The current WTO negotiations are partly a hostage of the success of market opening efforts by first the GATT (General Agreement on Tariff and Trade) and now the WTO. Developed countries that have been part of a more open trading system for industrial goods for almost 60 years have seen a stunning increase in standards of living for their people. Those developing countries that have responded to changing consumer demands in developed countries have also benefited. Developed countries now have less self interest in continuing the market opening process in agriculture and services. The push for more open trade has morphed into managed trade. Developing countries have fallen into a similar approach to trade policy.
Managed trade is focused on protecting producers rather than on creating opportunities for consumers to buy a greater variety of products at lower prices. Adam Smith framed the issue over 200 years ago, “consumption is the sole end and purpose of any production; and the interest of the producer ought to be attended to, only so far as it may be necessary for promoting that of the consumers.” Managed trade is the exact opposite approach.
A few examples from recent media stories show how deeply engrained managed trade is in some countries. The Swiss have a 700 percent tariff on parsley and the Norwegians have a 400 percent tariff on dairy products. Any trade policy changes short of the U.S. proposal to cap all agricultural tariffs at a maximum of 75 percent will not change the managed trade mentality of such tariffs.
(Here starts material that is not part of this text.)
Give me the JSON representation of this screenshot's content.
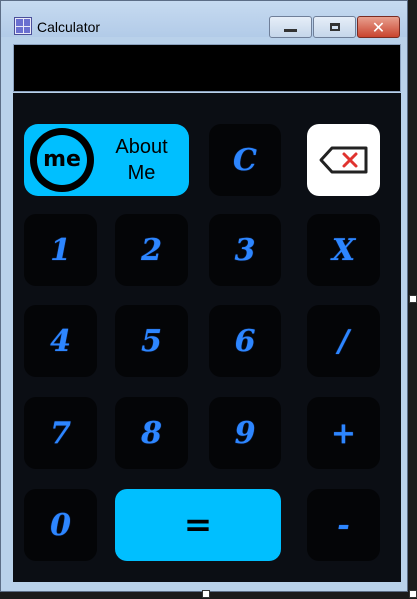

The U.S. and the EU have average industrial tariffs of 3-4 percent while developing countries have average tariffs of 27 percent. India has a 100 percent duty on new cars. BMW is considering importing car parts which have a tariff of “only” 15 percent and assembling cars in India. That is economically inefficient and is managed trade at its worst.
The early focus in GATT was primarily on industrial goods because the benefits to trade were greatest in those products and agriculture was recovering from the dislocations of WWII. The GATT negotiations sought to soften the sharp edges of change for producers caused by a more open trading system in industrial goods. The goal was to manage the adjustment process, not to manage trade. The economic benefits for consumers spurred increased consumption of industrial goods and economic changes for producers freed up resources, including labor and capital, which were used to increase production in new areas in response to consumer demands.
If only developed countries now pushed managed trade, it would be harmful to economic growth, but not fatal to the current trade policy talks. Developing countries, including relatively successful developing countries like India and Brazil, are leaders in the negotiations while holding to the managed trade philosophy. Protecting existing producers and the workers in those industries at the expense of consumers is not a successful economic model.
Developing countries are naturally fearful of the dislocations in production that will occur under more open trade. They do not have government funds to help cushion the loss of incomes. The recent experiences of some Chinese grain farmers who have shifted to producing fruits and vegetables and increased their incomes show how more open trade causes shifts in resource uses that can also increase incomes. The assumption had been that small Chinese farmers would never be able to compete with larger producers in other countries. By shifting to crops that better utilize low cost labor and a limited supply of land, exports have increased and incomes have gone up. They still have problems with poor roads and other infrastructure, but more markets have increased incomes. They are competitive enough that they have caused problems in markets served by U.S. producers.
Developing countries with preferential access to protected developed country markets, such as some Caribbean countries have to the EU sugar market, are opposed to lower tariffs because that would reduce their incomes from those protected markets. These countries want to continue wasting resources serving markets where they will never be competitive rather than seeking out crops where they could have a comparative advantage. They need to take a look at China’s economic results. Or, they could simply look at Hong Kong. With a commitment to open trade as its key economic policy, Hong Kong has a per capita income of $34,000 per year.
The EU has promoted a plan to grant unlimited access with zero tariffs to developed country markets for the 50 least developed countries in the WTO, while requiring them to make no changes in their import tariffs. That will open trade for outbound goods, but it will not open import markets and lower costs for consumers. It also ignores the fact that 70 percent of the tariffs paid by developing countries are paid to other developing countries.
A huge potential remains for improved economic growth through trade policy reforms by lower market access barriers in developed and developing countries. That potential can only be tapped when managed trade is jettisoned and more open trade and transitional mechanisms that ease the adjustments for producers again become the basis for the WTO negotiations.